Dataset entries
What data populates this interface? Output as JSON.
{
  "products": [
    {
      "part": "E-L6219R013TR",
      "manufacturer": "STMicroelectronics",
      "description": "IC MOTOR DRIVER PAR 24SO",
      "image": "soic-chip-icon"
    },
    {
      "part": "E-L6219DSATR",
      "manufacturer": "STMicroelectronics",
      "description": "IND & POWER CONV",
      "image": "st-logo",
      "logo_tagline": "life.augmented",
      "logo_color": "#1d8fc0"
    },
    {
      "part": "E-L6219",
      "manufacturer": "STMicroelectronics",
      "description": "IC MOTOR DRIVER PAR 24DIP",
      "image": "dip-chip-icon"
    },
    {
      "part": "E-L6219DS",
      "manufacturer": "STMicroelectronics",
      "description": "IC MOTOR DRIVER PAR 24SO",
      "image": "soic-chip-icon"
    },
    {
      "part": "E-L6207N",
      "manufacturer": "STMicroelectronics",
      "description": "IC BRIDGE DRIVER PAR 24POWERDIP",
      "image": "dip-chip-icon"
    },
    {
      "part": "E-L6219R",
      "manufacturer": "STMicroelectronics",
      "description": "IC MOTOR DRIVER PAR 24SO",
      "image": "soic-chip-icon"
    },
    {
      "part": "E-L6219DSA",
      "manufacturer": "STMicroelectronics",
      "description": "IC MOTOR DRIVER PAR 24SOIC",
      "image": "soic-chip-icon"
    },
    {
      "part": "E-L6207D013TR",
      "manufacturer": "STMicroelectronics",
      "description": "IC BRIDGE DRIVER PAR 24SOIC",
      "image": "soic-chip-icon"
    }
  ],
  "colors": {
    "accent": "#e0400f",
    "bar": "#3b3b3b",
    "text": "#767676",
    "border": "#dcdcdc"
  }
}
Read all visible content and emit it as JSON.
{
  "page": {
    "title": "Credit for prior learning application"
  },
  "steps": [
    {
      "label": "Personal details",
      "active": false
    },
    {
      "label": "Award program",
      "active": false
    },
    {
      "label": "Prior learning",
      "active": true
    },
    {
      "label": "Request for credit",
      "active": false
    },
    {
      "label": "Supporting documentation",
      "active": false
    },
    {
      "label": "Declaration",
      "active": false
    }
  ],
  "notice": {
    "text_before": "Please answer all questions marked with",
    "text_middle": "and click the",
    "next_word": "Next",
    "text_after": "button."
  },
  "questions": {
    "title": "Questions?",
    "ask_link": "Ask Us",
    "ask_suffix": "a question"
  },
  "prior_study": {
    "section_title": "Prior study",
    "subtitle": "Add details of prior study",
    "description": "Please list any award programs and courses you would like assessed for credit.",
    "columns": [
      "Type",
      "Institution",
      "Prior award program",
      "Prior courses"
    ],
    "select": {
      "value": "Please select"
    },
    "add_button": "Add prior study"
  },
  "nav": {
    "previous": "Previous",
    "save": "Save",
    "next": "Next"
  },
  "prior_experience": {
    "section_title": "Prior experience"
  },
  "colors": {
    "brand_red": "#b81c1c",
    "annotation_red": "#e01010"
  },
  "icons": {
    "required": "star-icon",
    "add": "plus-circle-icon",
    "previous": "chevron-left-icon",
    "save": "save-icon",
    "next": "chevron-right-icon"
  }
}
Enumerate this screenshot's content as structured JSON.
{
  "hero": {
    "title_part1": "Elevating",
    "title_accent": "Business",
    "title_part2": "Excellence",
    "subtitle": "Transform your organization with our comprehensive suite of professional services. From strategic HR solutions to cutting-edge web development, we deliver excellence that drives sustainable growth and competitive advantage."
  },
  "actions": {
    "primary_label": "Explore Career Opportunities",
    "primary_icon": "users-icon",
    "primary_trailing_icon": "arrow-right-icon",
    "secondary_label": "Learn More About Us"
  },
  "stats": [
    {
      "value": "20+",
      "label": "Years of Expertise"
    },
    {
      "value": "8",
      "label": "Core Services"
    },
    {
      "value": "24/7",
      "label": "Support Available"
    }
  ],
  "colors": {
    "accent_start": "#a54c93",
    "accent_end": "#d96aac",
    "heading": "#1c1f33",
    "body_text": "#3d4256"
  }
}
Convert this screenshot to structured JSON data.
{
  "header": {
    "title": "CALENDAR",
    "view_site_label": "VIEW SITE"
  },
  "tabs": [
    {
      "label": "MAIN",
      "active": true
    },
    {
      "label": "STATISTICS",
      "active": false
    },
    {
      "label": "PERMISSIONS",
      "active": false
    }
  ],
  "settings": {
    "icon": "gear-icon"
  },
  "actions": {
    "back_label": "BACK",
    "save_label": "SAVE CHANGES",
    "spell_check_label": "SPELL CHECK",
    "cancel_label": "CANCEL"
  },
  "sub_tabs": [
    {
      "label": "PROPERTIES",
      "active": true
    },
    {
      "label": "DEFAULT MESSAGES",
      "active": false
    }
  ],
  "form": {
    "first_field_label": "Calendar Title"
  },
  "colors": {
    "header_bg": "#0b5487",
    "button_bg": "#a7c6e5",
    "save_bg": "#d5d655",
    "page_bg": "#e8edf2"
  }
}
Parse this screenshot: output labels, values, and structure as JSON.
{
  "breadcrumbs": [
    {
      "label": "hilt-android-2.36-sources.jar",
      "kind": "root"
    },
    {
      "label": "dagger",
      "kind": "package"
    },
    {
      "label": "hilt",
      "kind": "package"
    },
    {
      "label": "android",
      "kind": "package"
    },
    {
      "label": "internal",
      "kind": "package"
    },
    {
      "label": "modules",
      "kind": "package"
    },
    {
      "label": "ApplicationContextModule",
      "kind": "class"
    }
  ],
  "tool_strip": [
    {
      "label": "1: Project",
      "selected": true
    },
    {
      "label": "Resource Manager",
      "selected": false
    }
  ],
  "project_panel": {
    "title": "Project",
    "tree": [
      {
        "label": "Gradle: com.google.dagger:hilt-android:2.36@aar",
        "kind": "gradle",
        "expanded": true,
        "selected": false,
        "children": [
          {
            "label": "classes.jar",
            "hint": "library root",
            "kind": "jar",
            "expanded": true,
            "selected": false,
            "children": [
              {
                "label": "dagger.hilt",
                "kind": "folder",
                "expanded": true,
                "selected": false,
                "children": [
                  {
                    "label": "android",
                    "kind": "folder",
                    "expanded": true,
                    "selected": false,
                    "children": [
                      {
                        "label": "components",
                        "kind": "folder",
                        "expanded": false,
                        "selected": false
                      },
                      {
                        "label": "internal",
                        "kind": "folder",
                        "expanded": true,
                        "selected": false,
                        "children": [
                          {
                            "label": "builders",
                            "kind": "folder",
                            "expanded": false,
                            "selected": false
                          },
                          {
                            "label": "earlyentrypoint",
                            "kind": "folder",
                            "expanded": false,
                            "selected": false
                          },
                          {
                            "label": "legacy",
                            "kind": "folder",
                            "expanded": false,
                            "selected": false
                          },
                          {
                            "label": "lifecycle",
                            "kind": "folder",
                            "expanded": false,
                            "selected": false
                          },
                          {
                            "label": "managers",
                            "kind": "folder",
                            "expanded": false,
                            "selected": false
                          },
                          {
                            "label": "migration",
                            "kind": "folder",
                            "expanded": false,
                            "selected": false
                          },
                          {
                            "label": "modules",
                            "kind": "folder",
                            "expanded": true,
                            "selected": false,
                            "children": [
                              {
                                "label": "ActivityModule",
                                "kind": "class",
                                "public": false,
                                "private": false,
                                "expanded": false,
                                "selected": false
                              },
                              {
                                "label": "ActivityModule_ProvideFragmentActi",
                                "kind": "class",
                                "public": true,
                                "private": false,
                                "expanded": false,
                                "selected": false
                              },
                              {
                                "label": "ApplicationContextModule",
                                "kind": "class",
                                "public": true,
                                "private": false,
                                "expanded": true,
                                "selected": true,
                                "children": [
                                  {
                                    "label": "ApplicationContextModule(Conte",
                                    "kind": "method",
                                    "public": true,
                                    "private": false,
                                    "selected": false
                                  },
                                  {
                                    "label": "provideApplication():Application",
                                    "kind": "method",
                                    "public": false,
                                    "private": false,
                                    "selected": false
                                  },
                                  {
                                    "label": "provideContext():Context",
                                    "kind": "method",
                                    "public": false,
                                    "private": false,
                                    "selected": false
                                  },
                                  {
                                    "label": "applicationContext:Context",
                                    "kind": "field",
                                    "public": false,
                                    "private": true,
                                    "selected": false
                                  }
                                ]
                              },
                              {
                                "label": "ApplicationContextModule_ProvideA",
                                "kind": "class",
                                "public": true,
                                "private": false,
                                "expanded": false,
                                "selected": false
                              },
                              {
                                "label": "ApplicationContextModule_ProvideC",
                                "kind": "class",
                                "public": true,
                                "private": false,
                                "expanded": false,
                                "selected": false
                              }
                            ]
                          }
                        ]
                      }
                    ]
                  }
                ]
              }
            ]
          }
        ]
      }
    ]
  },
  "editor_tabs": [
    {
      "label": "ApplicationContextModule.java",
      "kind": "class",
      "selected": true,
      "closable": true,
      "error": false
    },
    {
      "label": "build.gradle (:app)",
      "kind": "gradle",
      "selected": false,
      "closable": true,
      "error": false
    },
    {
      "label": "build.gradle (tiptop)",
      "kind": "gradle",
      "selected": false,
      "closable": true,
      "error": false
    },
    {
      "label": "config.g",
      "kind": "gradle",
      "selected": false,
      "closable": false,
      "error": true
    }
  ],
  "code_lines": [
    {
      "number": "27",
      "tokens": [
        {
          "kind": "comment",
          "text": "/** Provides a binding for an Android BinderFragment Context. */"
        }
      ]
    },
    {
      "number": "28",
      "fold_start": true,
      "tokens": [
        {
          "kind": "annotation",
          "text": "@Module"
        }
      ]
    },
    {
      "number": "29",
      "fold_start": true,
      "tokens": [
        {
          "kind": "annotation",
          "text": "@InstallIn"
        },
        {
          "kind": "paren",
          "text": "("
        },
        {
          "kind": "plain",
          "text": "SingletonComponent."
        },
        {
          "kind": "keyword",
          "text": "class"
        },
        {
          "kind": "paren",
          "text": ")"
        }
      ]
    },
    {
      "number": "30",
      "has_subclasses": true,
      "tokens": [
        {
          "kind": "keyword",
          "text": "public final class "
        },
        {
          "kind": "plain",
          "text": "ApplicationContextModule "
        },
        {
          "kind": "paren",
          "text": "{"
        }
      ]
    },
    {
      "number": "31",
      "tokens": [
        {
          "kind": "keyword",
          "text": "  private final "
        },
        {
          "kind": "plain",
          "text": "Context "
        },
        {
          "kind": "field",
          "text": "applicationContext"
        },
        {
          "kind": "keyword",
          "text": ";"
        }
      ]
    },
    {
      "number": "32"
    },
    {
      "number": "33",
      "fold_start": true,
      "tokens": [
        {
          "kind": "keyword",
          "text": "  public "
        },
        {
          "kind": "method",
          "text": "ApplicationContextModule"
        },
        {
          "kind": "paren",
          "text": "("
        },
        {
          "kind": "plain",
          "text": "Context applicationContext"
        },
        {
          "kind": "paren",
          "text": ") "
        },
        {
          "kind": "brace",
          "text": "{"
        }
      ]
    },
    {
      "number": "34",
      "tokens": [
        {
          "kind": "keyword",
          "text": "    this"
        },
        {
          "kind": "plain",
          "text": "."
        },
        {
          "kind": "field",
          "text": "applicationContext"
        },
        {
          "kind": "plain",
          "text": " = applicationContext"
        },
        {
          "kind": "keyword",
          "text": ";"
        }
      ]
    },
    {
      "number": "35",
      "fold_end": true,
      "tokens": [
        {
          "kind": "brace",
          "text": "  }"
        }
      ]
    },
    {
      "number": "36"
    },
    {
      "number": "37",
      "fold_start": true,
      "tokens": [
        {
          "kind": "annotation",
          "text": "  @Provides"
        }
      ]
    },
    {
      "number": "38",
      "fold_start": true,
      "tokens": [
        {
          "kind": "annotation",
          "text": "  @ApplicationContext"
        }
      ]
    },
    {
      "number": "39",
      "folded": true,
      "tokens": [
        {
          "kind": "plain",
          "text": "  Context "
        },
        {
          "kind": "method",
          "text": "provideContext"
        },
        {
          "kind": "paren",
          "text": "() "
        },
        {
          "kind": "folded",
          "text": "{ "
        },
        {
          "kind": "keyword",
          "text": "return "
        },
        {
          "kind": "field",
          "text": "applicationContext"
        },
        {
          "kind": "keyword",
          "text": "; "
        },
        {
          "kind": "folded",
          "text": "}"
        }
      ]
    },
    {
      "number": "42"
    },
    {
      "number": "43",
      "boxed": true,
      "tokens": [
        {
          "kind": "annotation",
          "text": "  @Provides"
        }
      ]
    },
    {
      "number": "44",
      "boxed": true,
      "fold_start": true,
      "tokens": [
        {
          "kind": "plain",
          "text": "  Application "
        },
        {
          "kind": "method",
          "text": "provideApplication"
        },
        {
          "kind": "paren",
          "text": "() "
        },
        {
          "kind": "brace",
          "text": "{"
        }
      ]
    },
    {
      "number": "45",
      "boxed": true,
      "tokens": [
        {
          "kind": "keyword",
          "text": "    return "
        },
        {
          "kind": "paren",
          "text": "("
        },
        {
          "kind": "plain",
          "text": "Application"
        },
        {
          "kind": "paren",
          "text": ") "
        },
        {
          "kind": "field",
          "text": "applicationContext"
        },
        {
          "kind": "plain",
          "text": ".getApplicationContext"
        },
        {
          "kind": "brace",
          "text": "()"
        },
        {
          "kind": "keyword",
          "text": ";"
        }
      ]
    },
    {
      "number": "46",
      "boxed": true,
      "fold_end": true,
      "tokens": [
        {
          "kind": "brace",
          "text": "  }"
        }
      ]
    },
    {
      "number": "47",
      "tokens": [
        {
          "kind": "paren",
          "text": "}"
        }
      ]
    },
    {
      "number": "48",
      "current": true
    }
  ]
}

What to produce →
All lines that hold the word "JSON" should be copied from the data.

Final answer →
What data populates this interface? Output as JSON.
Read all visible content and emit it as JSON.
Enumerate this screenshot's content as structured JSON.
Convert this screenshot to structured JSON data.
Parse this screenshot: output labels, values, and structure as JSON.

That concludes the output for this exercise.